	defer hashs.Close()
	scanner := bufio.NewScanner(hashs)

	// Open / Create the output file
	out, err := os.OpenFile("output.txt", os.O_CREATE|os.O_RDWR, 0600)
	if err != nil {
	defer out.Close()

	// Open BigHash input file
	f, _ := os.OpenFile("BigHashFile.txt", os.O_CREATE|os.O_RDONLY, 0400)
	defer f.Close()
	file := fls.LineFile(f)

	r, _ := regexp.Compile("([A-Z0-9]{32}):[0-9]{1,}")
	hash := scanner.Text()

	// Whence is the point of reference for offset
	// 0 = Beginning of file | 1 = Current position | 2 = End of file
	var whence int = 0

	// Count the number of bytes
	fStat, _ := f.Stat()

	v := 0
	x := 0

	// For each line of input hashs file
	for scanner.Scan() {
		hash = scanner.Text()

		start := int64(whence)       // Start of file in Int64
		end := fStat.Size()          //End of file in Int64
		mid := start + (end-start)/2 // Retrieves the middle of the file (in bytes)

		// Go to the middle at the beginning of the line
		file.Seek(mid, whence)
		file.SeekLine(0, io.SeekCurrent)

		// Extract hash from the line
		length1 := make([]byte, len(hash))
		n1, _ := f.Read(length1)
		extract := string(length1[:n1])
		for {
			if hash == extract {
				start, _ = file.SeekLine(0, io.SeekCurrent)
				length1 = make([]byte, len(hash)+12)
				n1, _ = f.Read(length1)
				extract = string(length1[:n1])

				out.WriteString(r.FindString(extract) + "\n")

			} else if hash > extract {
				start = mid
				mid = start + (end-start)/2
			} else {
				end = mid
				mid = start + (end-start)/2
			file.Seek(mid, whence)
			file.SeekLine(0, io.SeekCurrent)

			length1 = make([]byte, len(hash))
			n1, _ = f.Read(length1)
			extract = string(length1[:n1])

			if start == mid || end == mid {

	// Print number of founded hashs
	fmt.Printf("%d hashs analyzed and %d found \n", v, x)

To use this script you just need to have golang installed on your system apt-get install golang-go under Linux and issue the following commands:

go get
go run main.go // For uncompiled use
go build main.go // To compile the source file

In the report, the script must be launched in the same directory as the input files.

Github project

For a more complete usage example, you can find on my Github the implementation for searching with SHA1 or NTLM hashes.
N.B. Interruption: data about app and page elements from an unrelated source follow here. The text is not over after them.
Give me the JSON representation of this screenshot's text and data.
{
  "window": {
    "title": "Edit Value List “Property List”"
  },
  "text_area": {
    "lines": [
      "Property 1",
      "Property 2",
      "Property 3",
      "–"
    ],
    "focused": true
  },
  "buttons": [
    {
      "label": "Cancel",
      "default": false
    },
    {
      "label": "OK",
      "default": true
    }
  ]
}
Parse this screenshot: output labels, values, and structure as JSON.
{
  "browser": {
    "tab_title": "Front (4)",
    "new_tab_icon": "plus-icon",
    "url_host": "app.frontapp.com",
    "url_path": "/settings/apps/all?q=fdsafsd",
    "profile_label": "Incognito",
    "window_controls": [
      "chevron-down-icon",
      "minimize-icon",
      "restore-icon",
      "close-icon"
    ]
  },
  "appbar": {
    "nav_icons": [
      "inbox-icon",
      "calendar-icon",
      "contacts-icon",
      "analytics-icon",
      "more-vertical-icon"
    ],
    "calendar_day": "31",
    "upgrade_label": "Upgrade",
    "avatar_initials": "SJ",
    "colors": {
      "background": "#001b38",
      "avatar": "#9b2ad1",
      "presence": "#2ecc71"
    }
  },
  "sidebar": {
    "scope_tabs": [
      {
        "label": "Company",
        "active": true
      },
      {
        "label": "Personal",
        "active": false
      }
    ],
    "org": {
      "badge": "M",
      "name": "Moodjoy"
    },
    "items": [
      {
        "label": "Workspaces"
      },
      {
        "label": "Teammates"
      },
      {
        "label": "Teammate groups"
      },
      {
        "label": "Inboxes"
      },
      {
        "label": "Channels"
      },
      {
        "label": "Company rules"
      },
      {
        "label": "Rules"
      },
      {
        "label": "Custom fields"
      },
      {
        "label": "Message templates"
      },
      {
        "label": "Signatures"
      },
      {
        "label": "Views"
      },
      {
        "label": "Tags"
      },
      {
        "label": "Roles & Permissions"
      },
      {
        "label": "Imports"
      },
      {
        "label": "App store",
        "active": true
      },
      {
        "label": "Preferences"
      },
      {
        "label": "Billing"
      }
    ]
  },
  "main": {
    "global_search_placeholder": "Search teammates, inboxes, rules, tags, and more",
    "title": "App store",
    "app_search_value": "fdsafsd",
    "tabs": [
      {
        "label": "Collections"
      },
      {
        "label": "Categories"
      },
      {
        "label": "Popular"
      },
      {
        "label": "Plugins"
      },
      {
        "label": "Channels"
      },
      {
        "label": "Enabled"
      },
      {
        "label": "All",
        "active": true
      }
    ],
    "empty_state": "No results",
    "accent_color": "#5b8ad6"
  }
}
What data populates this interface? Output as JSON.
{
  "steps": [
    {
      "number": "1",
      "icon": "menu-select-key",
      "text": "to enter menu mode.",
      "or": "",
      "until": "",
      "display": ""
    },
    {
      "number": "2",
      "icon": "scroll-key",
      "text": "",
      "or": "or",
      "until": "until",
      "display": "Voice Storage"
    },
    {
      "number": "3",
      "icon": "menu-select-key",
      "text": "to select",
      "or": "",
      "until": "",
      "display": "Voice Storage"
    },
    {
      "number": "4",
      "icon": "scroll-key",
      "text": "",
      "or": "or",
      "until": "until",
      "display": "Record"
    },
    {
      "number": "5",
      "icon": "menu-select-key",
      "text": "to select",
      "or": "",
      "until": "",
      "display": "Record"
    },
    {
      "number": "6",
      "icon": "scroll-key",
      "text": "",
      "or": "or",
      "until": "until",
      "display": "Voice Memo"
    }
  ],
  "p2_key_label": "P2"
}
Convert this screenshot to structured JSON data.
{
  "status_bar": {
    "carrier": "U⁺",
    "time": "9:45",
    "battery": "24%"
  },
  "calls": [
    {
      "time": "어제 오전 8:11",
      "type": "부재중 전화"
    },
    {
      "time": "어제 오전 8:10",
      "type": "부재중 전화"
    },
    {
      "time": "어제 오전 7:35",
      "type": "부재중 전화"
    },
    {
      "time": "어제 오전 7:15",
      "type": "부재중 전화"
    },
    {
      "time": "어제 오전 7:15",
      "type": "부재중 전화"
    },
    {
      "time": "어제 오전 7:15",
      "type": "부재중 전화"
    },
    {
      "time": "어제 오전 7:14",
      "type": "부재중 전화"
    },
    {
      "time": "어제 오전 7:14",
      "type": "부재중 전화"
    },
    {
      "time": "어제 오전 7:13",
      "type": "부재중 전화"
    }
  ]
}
Thanks to this system I can search more than 20,000 hashes in the 550 million hash file in less than 30 seconds.